Marches, although scattered examples occur elsewhere.
In view of the rarity of large multivallate hillforts and their importance in
understanding the nature of social organisation within the Iron Age period,
all examples with surviving archaeological potential are believed to be of
The large multivallate hillfort on Banwell Plain survives well and is known from partial excavation to contain archaeological and environmental information relating to the monument and the landscape in which it was constructed. This is the western example of three hillforts occupying outcrops of carboniferous limestone on the north-western fringe of the Mendip Hills and together these will provide a detailed insight into the Iron Age societies of the area, their economy and political structure.
The monument includes a large multivallate hillfort situated on Banwell Plain,
a carboniferous plateau overlooking the Somerset Levels.
The hillfort has a sub-oval gently sloping interior with maximum dimensions of
250m from north to south and 400m from east to west enclosed by earthen
ramparts. Within the interior are two smaller enclosures and a burial mound.
Of the two enclosures, the smallest is c.7 acres in extent and occupies the
eastern summit of the hill; it is defined by a bank c.0.5m high and c.1m
across flanked by a shallow and intermittent external quarry ditch. A second
enclosure c.15 acres in area is defined by an earthwork of similar
proportions. It is thought that these features may represent the development
of small Early Iron Age settlements into a progressively larger and defendable
A mound central to the interior of the hillfort represents a barrow or burial
site. This survives to a height of 0.5m and is c.8m across. Surrounding the
mound is a ditch from which material was quarried during its construction.
This has become largely filled-in over the years but survives as a slight
earthwork c.1m wide and 0.5m deep. Partial excavation of the barrow in 1959
produced Iron Age pottery and associated flintwork suggesting that the barrow
may be contemporary with the hillfort or with the two earlier settlement
enclosures. Excavation also suggested that the barrow was later re-used as
the site of a post-medieval building.
The hillfort is defined by a rampart c.1.5m high and c.5m wide, surrounded by
a ditch c.1m deep from which material was quarried during the construction of
the bank. The ditch is flanked by sections of an external bank c.0.5m high on
the northern, southern, and eastern sides of the site. This is likely to have
been designed as a counter-scarp to further enhance the defences of the site
at the points where it was most vulnerable. There are three entrances to the
site but the original is most likely to be in the south-west.
Partial excavations at the site in 1958 by J Hunt recovered Early Iron Age
pottery from the inner rampart. Additional finds from the site include
Palaeolithic, Neolithic and Bronze Age flintwork and a bronze looped palstave.
All fence posts relating to the field boundaries are excluded from the

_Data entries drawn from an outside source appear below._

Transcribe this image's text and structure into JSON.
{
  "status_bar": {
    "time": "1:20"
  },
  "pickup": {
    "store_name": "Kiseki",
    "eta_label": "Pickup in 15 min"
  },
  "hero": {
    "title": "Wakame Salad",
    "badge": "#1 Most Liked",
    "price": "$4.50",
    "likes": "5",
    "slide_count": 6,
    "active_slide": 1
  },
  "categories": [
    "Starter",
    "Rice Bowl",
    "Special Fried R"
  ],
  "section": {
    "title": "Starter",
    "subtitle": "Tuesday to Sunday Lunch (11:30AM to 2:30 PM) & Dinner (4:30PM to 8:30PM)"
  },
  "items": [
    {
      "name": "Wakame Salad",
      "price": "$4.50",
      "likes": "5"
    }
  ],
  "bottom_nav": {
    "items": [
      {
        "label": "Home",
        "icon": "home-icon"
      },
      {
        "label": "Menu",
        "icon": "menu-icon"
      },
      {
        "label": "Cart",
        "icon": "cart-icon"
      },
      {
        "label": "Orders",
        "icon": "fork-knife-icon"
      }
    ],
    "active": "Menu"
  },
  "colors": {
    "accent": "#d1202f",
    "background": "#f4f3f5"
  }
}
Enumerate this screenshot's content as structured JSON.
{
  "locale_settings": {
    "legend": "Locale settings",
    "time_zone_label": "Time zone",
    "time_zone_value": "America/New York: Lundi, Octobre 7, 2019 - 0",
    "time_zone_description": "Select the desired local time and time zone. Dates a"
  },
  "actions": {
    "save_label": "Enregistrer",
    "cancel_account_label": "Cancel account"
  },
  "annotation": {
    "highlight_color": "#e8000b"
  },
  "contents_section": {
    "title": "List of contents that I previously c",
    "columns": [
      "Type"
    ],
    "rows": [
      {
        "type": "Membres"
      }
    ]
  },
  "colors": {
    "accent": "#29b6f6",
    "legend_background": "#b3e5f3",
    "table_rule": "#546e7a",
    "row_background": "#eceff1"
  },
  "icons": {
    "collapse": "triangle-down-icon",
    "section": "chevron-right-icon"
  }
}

scheduling, although the underlying ground is included.
MAP EXTRACT The site of the monument is shown on the attached map extract. It includes a 2 metre boundary around the archaeological features, considered to be essential for the monument's support and preservation.
The contents of this record have been generated from a legacy data system.
- Legacy System number:
- Legacy System:
Books and journals
Hunt, J, 'Search, the journal of the Banwell society of Archaeology' in Banwell Camp 1960 Excavations, (1962), 11
Hunt, J, 'Banwell Camp 1960 Excavations' in Excavation of a possible hut site (1960), (1962), 11
Hunt, J, 'Somerset and Dorset Notes Queries' in Excavations at Banwell Camp, , Vol. 27, (1961), 28-34
Details of finds from the site (Banwell Camp), Details of finds from the site (Banwell Camp),
Interpretation of building foundation, Interpretation of building foundation (Banwell Camp),
Mention of summer house, Mention of summer house (Banwell Camp),
This monument is scheduled under the Ancient Monuments and Archaeological Areas Act 1979 as amended as it appears to the Secretary of State to be of national importance. This entry is a copy, the original is held by the Department for Digital, Culture, Media and Sport.
End of official listing